Daudt, whose district is more 50 miles or so from the mall, has taken a curiously passionate interest in the mall loan, which would require lawmaker approval because it would come from a special tax account intended for roads, parking garages and other mall infrastructure and redevelopment. Instead of using the money for those purposes, Daudt and Triple Five want Bloomington to use the money to give the Mall a loan so it can pay their mortgage, taxes and payroll.   

In a recent email to his House colleagues, Daudt wrote: “I really wish the city of Bloomington’s support for the MOA was more apparent in their actions. MOA contributes about $130M annually in tax revenue to the state, county, city and school district, and accounts for 17% of the cities (sic) revenue.”

Finally, the long suffering Ghermezian family has a champion in Minnesota.  

(Daudt declined an interview request.) 

Daudt charges in his email to colleagues that Bloomington is hostile to the mall because the city is eager to take tax money intended for mall redevelopment purposes and use it for other projects. 

Bloomington City Manager Jamie Verbrugge told me using the money for anything other than what it was intended for would be against existing tax law. 

He said the city — backed by south metro lawmakers — believes the problems with the loan are twofold: First, Verbrugge said, they’re concerned Triple Five has borrowed too much money against the Mall. Adding more debt in the form of a loan from the city will only worsen the situation. 

Second, “We just don’t think it’s good public policy,” he told me.  

Just for starters: Why should this mall get a sweet deal from the Legislature? It’s not like without a loan the Mall of America would turn into a ghost mall. It’s a unique asset, and someone is going to own and manage it. 

And what about other malls? Where’s their loan? And remember when Republicans were screaming about “reopening” during the pandemic, and how the shutdown was helping big guys like Target at the expense of small businesses? Oh, nevermind. 

Art Rolnick, a Humphrey School economist who was formerly director of research at the Minneapolis Federal Reserve, is usually a favorite of Republicans. 

He sounded appalled when I told him the deal.  

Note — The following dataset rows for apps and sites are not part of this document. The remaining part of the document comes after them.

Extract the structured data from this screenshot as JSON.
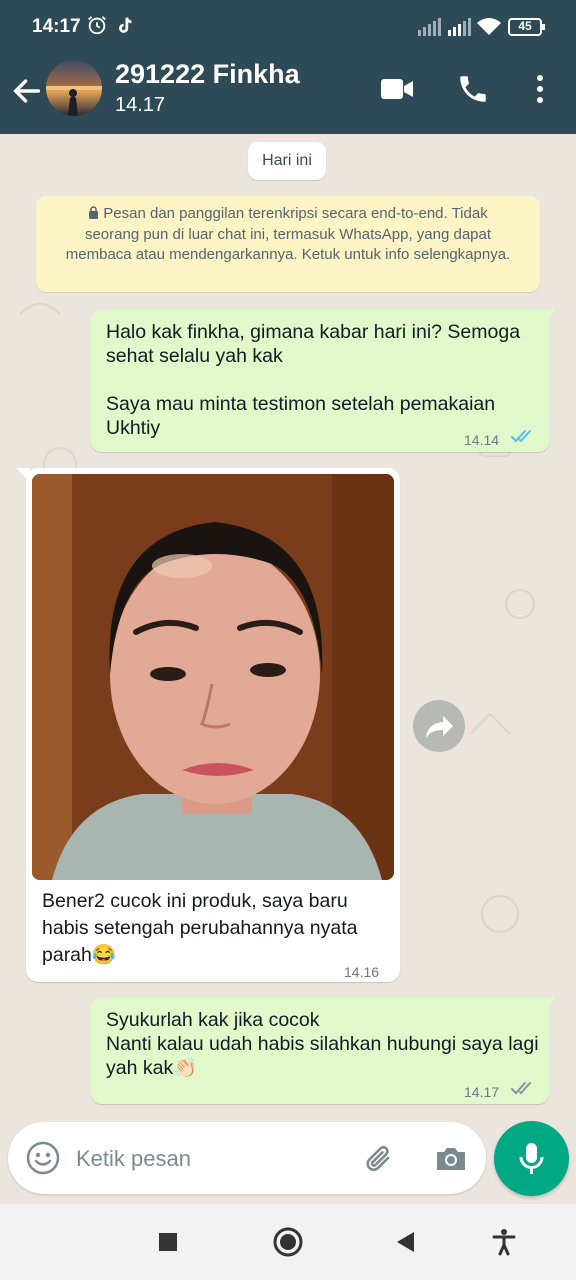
{
  "status_bar": {
    "time": "14:17",
    "battery": "45",
    "icons": [
      "alarm-icon",
      "tiktok-icon",
      "signal-icon",
      "signal-icon",
      "wifi-icon",
      "battery-icon"
    ]
  },
  "header": {
    "contact_name": "291222 Finkha",
    "subtitle": "14.17",
    "icons": [
      "back-arrow-icon",
      "video-call-icon",
      "phone-icon",
      "more-vertical-icon"
    ],
    "bar_color": "#2e4a56"
  },
  "chat": {
    "date_chip": "Hari ini",
    "encryption_notice": "Pesan dan panggilan terenkripsi secara end-to-end. Tidak seorang pun di luar chat ini, termasuk WhatsApp, yang dapat membaca atau mendengarkannya. Ketuk untuk info selengkapnya.",
    "messages": [
      {
        "direction": "outgoing",
        "text": "Halo kak finkha, gimana kabar hari ini? Semoga sehat selalu yah kak\n\nSaya mau minta testimon setelah pemakaian Ukhtiy",
        "time": "14.14",
        "status": "read"
      },
      {
        "direction": "incoming",
        "has_image": true,
        "text": "Bener2 cucok ini produk, saya baru habis setengah perubahannya nyata parah😂",
        "time": "14.16"
      },
      {
        "direction": "outgoing",
        "text": "Syukurlah kak jika cocok\nNanti kalau udah habis silahkan hubungi saya lagi yah kak👏🏻",
        "time": "14.17",
        "status": "delivered"
      }
    ],
    "colors": {
      "outgoing": "#e1f8cb",
      "incoming": "#ffffff",
      "read_ticks": "#53bdeb",
      "background": "#ece5dd"
    }
  },
  "composer": {
    "placeholder": "Ketik pesan",
    "icons": [
      "emoji-icon",
      "paperclip-icon",
      "camera-icon",
      "microphone-icon"
    ],
    "accent": "#00a884"
  },
  "nav_bar": {
    "icons": [
      "recents-square-icon",
      "home-circle-icon",
      "back-triangle-icon",
      "accessibility-icon"
    ]
  }
}
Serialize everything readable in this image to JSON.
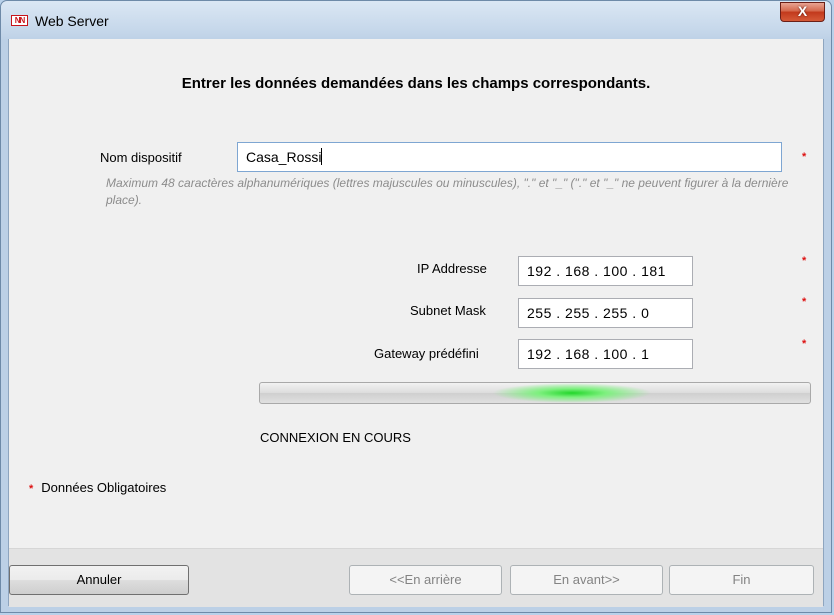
{
  "window": {
    "title": "Web Server",
    "close_glyph": "X",
    "app_icon": "NN-logo-icon"
  },
  "form": {
    "heading": "Entrer les données demandées dans les champs correspondants.",
    "device_name_label": "Nom dispositif",
    "device_name_value": "Casa_Rossi",
    "device_name_hint": "Maximum 48 caractères alphanumériques (lettres majuscules ou minuscules), \".\" et \"_\" (\".\" et \"_\" ne peuvent figurer à la dernière place).",
    "ip_label": "IP Addresse",
    "ip_value": "192 . 168  . 100 . 181",
    "subnet_label": "Subnet Mask",
    "subnet_value": "255 . 255  . 255 .  0",
    "gateway_label": "Gateway prédéfini",
    "gateway_value": "192 . 168  . 100 .  1",
    "required_star": "*",
    "required_color": "#dd1111"
  },
  "progress": {
    "status": "CONNEXION EN COURS",
    "indicator": "marquee",
    "glow_color": "#22d62a"
  },
  "legend": {
    "star": "*",
    "text": "Données Obligatoires"
  },
  "buttons": {
    "cancel": "Annuler",
    "back": "<<En arrière",
    "next": "En avant>>",
    "finish": "Fin"
  }
}
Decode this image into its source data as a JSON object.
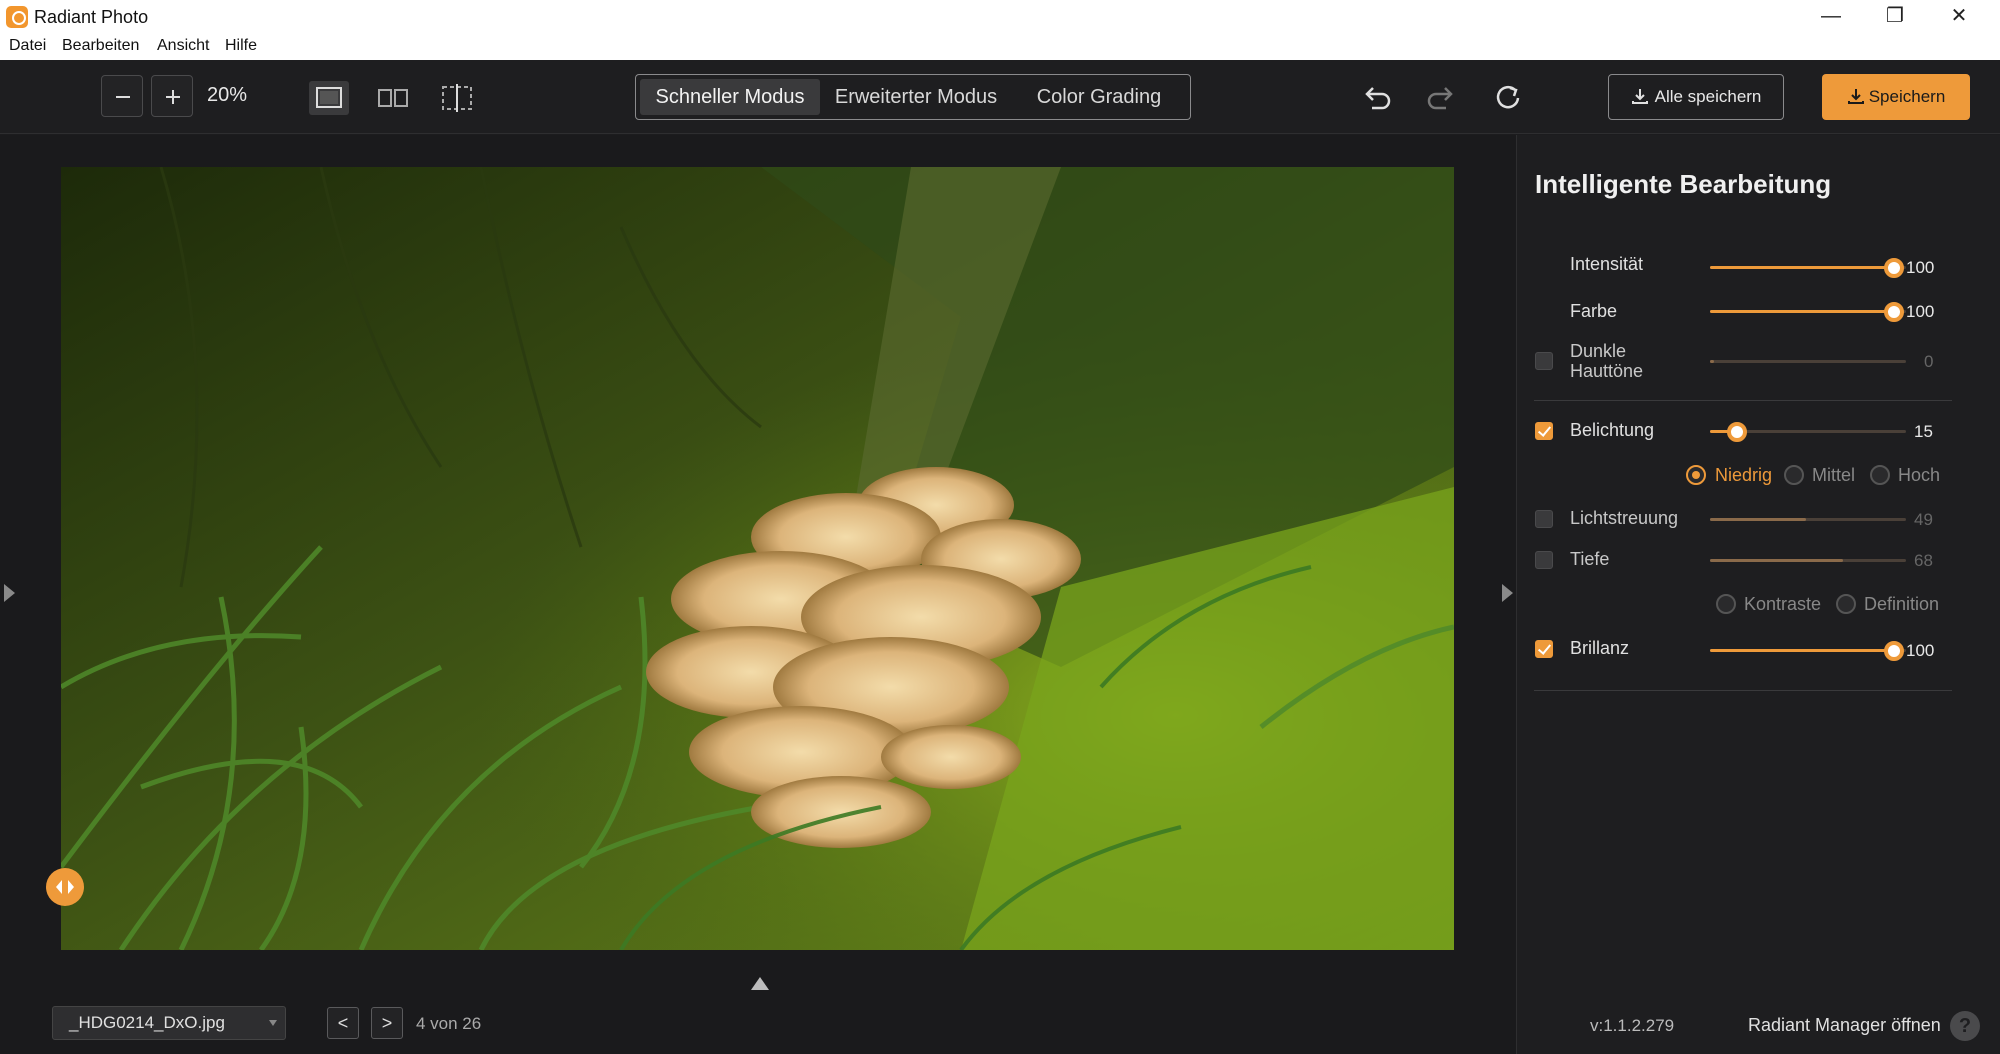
{
  "window": {
    "title": "Radiant Photo",
    "minimize_icon": "—",
    "maximize_icon": "❐",
    "close_icon": "✕"
  },
  "menu": [
    "Datei",
    "Bearbeiten",
    "Ansicht",
    "Hilfe"
  ],
  "toolbar": {
    "zoom_out_icon": "minus-icon",
    "zoom_in_icon": "plus-icon",
    "zoom_level": "20%",
    "modes": [
      "Schneller Modus",
      "Erweiterter Modus",
      "Color Grading"
    ],
    "active_mode": "Schneller Modus",
    "save_all_label": "Alle speichern",
    "save_label": "Speichern",
    "accent_color": "#ee9a3a"
  },
  "panel": {
    "title": "Intelligente Bearbeitung",
    "adjustments": [
      {
        "label": "Intensität",
        "value": "100",
        "fraction": 0.94,
        "checkbox": null
      },
      {
        "label": "Farbe",
        "value": "100",
        "fraction": 0.94,
        "checkbox": null
      },
      {
        "label": "Dunkle Hauttöne",
        "value": "0",
        "fraction": 0.0,
        "checkbox": false
      },
      {
        "label": "Belichtung",
        "value": "15",
        "fraction": 0.14,
        "checkbox": true
      },
      {
        "label": "Lichtstreuung",
        "value": "49",
        "fraction": 0.49,
        "checkbox": false
      },
      {
        "label": "Tiefe",
        "value": "68",
        "fraction": 0.68,
        "checkbox": false
      },
      {
        "label": "Brillanz",
        "value": "100",
        "fraction": 0.94,
        "checkbox": true
      }
    ],
    "exposure_options": [
      "Niedrig",
      "Mittel",
      "Hoch"
    ],
    "exposure_selected": "Niedrig",
    "depth_options": [
      "Kontraste",
      "Definition"
    ],
    "version": "v:1.1.2.279",
    "manager_link": "Radiant Manager öffnen",
    "help_icon": "?"
  },
  "footer": {
    "file_name": "_HDG0214_DxO.jpg",
    "prev_icon": "<",
    "next_icon": ">",
    "page_count": "4 von 26"
  }
}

“Republicans don’t like welfare going to the poor, but to the rich it’s OK,” he said. “You want a loan? Go to a bank. I’m a big time capitalist. I believe in markets. This is corporate welfare.” 

Your modern Republican Party: Welfare for me, but not for thee.

*Corrected to reflect that American Dream has not yet reopened.